_BRIEF_. The finished copy must match the records exactly, except that it contains no pictures.
%%
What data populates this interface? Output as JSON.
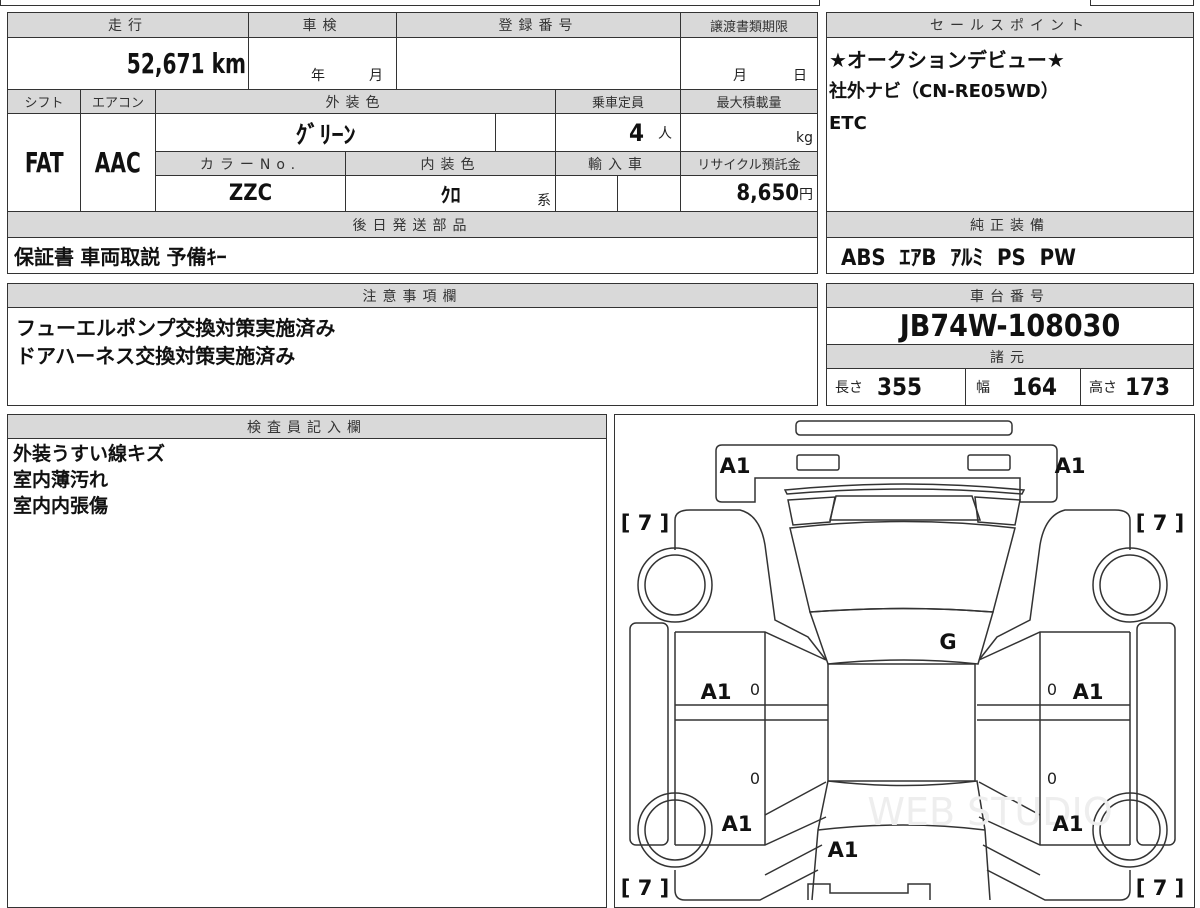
{
  "sheet": {
    "mileage": {
      "label": "走行",
      "value": "52,671 km"
    },
    "inspection": {
      "label": "車検",
      "year_unit": "年",
      "month_unit": "月"
    },
    "registration": {
      "label": "登録番号"
    },
    "transfer_deadline": {
      "label": "譲渡書類期限",
      "month_unit": "月",
      "day_unit": "日"
    },
    "shift": {
      "label": "シフト",
      "value": "FAT"
    },
    "aircon": {
      "label": "エアコン",
      "value": "AAC"
    },
    "exterior_color": {
      "label": "外装色",
      "value": "ｸﾞﾘｰﾝ"
    },
    "capacity": {
      "label": "乗車定員",
      "value": "4",
      "unit": "人"
    },
    "max_load": {
      "label": "最大積載量",
      "unit": "kg"
    },
    "color_no": {
      "label": "カラーNo.",
      "value": "ZZC"
    },
    "interior_color": {
      "label": "内装色",
      "value": "ｸﾛ",
      "unit": "系"
    },
    "import": {
      "label": "輸入車"
    },
    "recycle": {
      "label": "リサイクル預託金",
      "value": "8,650",
      "unit": "円"
    },
    "later_parts": {
      "label": "後日発送部品",
      "value": "保証書 車両取説 予備ｷｰ"
    },
    "notes": {
      "label": "注意事項欄",
      "lines": [
        "フューエルポンプ交換対策実施済み",
        "ドアハーネス交換対策実施済み"
      ]
    },
    "inspector": {
      "label": "検査員記入欄",
      "lines": [
        "外装うすい線キズ",
        "室内薄汚れ",
        "室内内張傷"
      ]
    }
  },
  "right": {
    "sales_point": {
      "label": "セールスポイント",
      "lines": [
        "★オークションデビュー★",
        "社外ナビ（CN-RE05WD）",
        "ETC"
      ]
    },
    "equipment": {
      "label": "純正装備",
      "value": "ABS  ｴｱB  ｱﾙﾐ  PS  PW"
    },
    "chassis": {
      "label": "車台番号",
      "value": "JB74W-108030"
    },
    "specs": {
      "label": "諸元",
      "length_label": "長さ",
      "length": "355",
      "width_label": "幅",
      "width": "164",
      "height_label": "高さ",
      "height": "173"
    }
  },
  "diagram": {
    "marks": {
      "front_left": "A1",
      "front_right": "A1",
      "roof_front": "G",
      "left_front_door": "A1",
      "right_front_door": "A1",
      "left_rear": "A1",
      "right_rear": "A1",
      "rear": "A1",
      "door_small": "0"
    },
    "tire_tread": "[ 7 ]",
    "watermark": "WEB STUDIO"
  }
}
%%
_SOLUTION TO THIS PROBLEM_.
What data populates this interface? Output as JSON.
{
  "sheet": {
    "mileage": {
      "label": "走行",
      "value": "52,671 km"
    },
    "inspection": {
      "label": "車検",
      "year_unit": "年",
      "month_unit": "月"
    },
    "registration": {
      "label": "登録番号"
    },
    "transfer_deadline": {
      "label": "譲渡書類期限",
      "month_unit": "月",
      "day_unit": "日"
    },
    "shift": {
      "label": "シフト",
      "value": "FAT"
    },
    "aircon": {
      "label": "エアコン",
      "value": "AAC"
    },
    "exterior_color": {
      "label": "外装色",
      "value": "ｸﾞﾘｰﾝ"
    },
    "capacity": {
      "label": "乗車定員",
      "value": "4",
      "unit": "人"
    },
    "max_load": {
      "label": "最大積載量",
      "unit": "kg"
    },
    "color_no": {
      "label": "カラーNo.",
      "value": "ZZC"
    },
    "interior_color": {
      "label": "内装色",
      "value": "ｸﾛ",
      "unit": "系"
    },
    "import": {
      "label": "輸入車"
    },
    "recycle": {
      "label": "リサイクル預託金",
      "value": "8,650",
      "unit": "円"
    },
    "later_parts": {
      "label": "後日発送部品",
      "value": "保証書 車両取説 予備ｷｰ"
    },
    "notes": {
      "label": "注意事項欄",
      "lines": [
        "フューエルポンプ交換対策実施済み",
        "ドアハーネス交換対策実施済み"
      ]
    },
    "inspector": {
      "label": "検査員記入欄",
      "lines": [
        "外装うすい線キズ",
        "室内薄汚れ",
        "室内内張傷"
      ]
    }
  },
  "right": {
    "sales_point": {
      "label": "セールスポイント",
      "lines": [
        "★オークションデビュー★",
        "社外ナビ（CN-RE05WD）",
        "ETC"
      ]
    },
    "equipment": {
      "label": "純正装備",
      "value": "ABS  ｴｱB  ｱﾙﾐ  PS  PW"
    },
    "chassis": {
      "label": "車台番号",
      "value": "JB74W-108030"
    },
    "specs": {
      "label": "諸元",
      "length_label": "長さ",
      "length": "355",
      "width_label": "幅",
      "width": "164",
      "height_label": "高さ",
      "height": "173"
    }
  },
  "diagram": {
    "marks": {
      "front_left": "A1",
      "front_right": "A1",
      "roof_front": "G",
      "left_front_door": "A1",
      "right_front_door": "A1",
      "left_rear": "A1",
      "right_rear": "A1",
      "rear": "A1",
      "door_small": "0"
    },
    "tire_tread": "[ 7 ]",
    "watermark": "WEB STUDIO"
  }
}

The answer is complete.